The reader spots that Okonkwo was obsessed with the idea of succeeding and achieving the highest honors of the clan. He was firm in his will to achieve the so called “highest titles” of the clan and to become one of the most respected man in his society. He also had an obsession with the toughness in his character and believed that display of any sort of emotion, but anger and agression was not worthy of a true man. Again, this primarily shows the cultural aspect behind the society he lived in, but moreover, it shows the key fears of Okonkwo. The reader quickly understands where Okonkwo gained that kind of beliefs and obsession when Achebe starts describing his father. Unoka, Okonkwo’s father, was a man  of art and not showed no particular interest in farming like the other men of the clan. He was as the clan believed, the most unsuccessful man in Umuofia and gained no titles whatsoever. Unoka’s love of conversation and disgust of physical abuse tired and angered Okonkwo, and since he was a young child he wanted to be a complete opposite of his father. That is how the reader understands where the origin of Okonkwo’s violence and obsession with success originates.

Finally, in the first three chapters of the novel, Ikemefuna’s arrival is described. The boy was frightened and surprised to be taken away from his mother and to have to live in a completely new and different household. The arrival of Ikemefuna is very significant as it will have a tremendous effect later on in the novel.
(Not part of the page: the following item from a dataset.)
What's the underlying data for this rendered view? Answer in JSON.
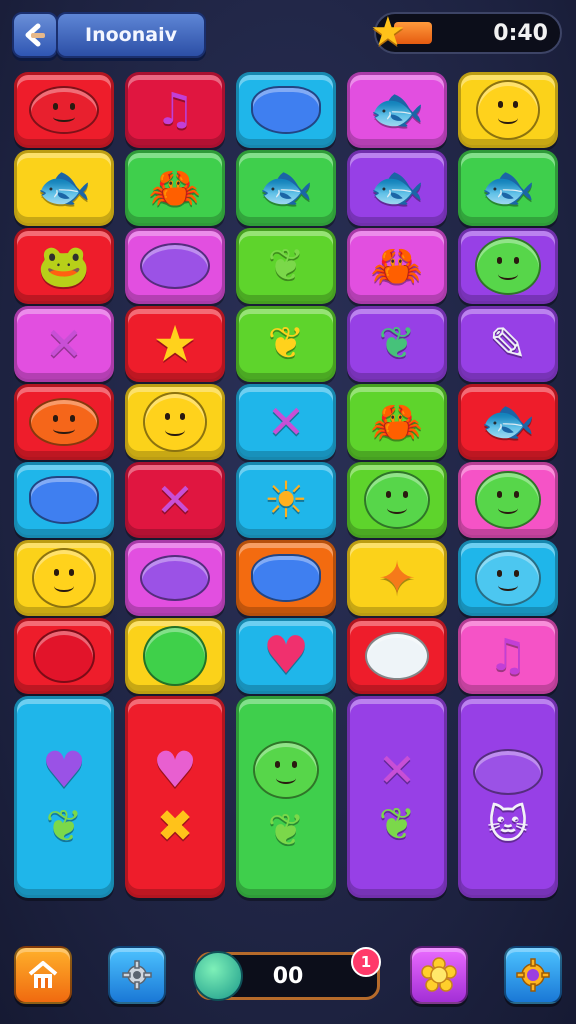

The mention of the priestess in the three chapters and such details as “obi” (hut) and kola-nut give an insightful view on Umuofia culture and enhances the reader’s understanding on the structure of the Umuofian society.